First and foremost, they planned out every step of the project and, measured once, twice, three times before making a single cut to their paneling materials. They took their careful organization right down to the electrical outlets, which needed to be extended with spacers in order to clear the panels. This is not a job for the timid, Kate was comfortable with this basic bit of electrical revision, should you not feel similarly confident, do the right thing and call in an electrician.
After cutting the power to the room and prepping the outlets; they made the first cuts to their panels, using a jigsaw to carve out the outlet socket holes. They attached the panels to the walls with construction adhesive supported by brads at strategic intervals.

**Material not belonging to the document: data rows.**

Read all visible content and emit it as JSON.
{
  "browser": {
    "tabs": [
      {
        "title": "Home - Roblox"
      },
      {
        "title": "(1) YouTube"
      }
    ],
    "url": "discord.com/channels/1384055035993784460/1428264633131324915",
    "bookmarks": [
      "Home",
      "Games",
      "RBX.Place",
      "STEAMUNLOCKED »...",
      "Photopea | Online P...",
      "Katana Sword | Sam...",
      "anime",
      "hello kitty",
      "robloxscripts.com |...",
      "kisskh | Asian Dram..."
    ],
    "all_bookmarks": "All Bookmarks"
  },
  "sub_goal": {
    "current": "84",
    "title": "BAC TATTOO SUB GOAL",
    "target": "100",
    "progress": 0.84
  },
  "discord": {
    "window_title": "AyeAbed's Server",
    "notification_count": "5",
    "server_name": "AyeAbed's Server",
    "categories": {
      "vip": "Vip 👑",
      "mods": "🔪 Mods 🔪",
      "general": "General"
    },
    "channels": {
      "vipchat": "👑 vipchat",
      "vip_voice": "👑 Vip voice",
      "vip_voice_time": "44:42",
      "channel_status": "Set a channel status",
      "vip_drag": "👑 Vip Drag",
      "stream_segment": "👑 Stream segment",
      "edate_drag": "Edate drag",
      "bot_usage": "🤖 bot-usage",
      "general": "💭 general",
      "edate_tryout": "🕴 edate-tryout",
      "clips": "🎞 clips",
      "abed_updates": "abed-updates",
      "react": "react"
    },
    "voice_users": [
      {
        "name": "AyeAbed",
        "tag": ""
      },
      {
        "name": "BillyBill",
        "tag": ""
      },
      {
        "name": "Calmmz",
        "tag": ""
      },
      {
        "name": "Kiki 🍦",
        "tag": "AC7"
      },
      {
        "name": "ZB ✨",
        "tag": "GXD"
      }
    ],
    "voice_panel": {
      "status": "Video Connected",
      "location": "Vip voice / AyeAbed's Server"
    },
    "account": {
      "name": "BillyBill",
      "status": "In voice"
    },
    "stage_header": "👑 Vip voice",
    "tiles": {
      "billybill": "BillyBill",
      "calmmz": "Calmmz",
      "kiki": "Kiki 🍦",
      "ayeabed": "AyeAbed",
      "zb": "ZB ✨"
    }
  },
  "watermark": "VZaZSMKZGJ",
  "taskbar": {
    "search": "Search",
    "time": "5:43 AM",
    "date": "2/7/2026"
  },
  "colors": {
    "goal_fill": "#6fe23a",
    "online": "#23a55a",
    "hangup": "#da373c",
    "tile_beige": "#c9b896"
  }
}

After cutting the chair railing and “picture frame” trim with a miter saw, they tacked them to the wall, caulked around the seams and filled in the mitered corners with spackling.
Once all seams and spaces were filled in and cured, they primed the rail and wainscot and proceeded to paint. Other options here would have been to prime the elements before attachment to the walls, or buying pre-primed paneling.
Kate and her husband were very careful to keep the new look proportional by painstakingly spacing the various elements at uniform distances. Again, measure, measure, measure and map!
Of course, doing the renovation themselves was a lot of work, but we think that the results speak for themselves. Kate and her hubby have the added satisfaction of having done the work the way they wanted it done. If you have installed picture frame wainscoting we would love to hear from you.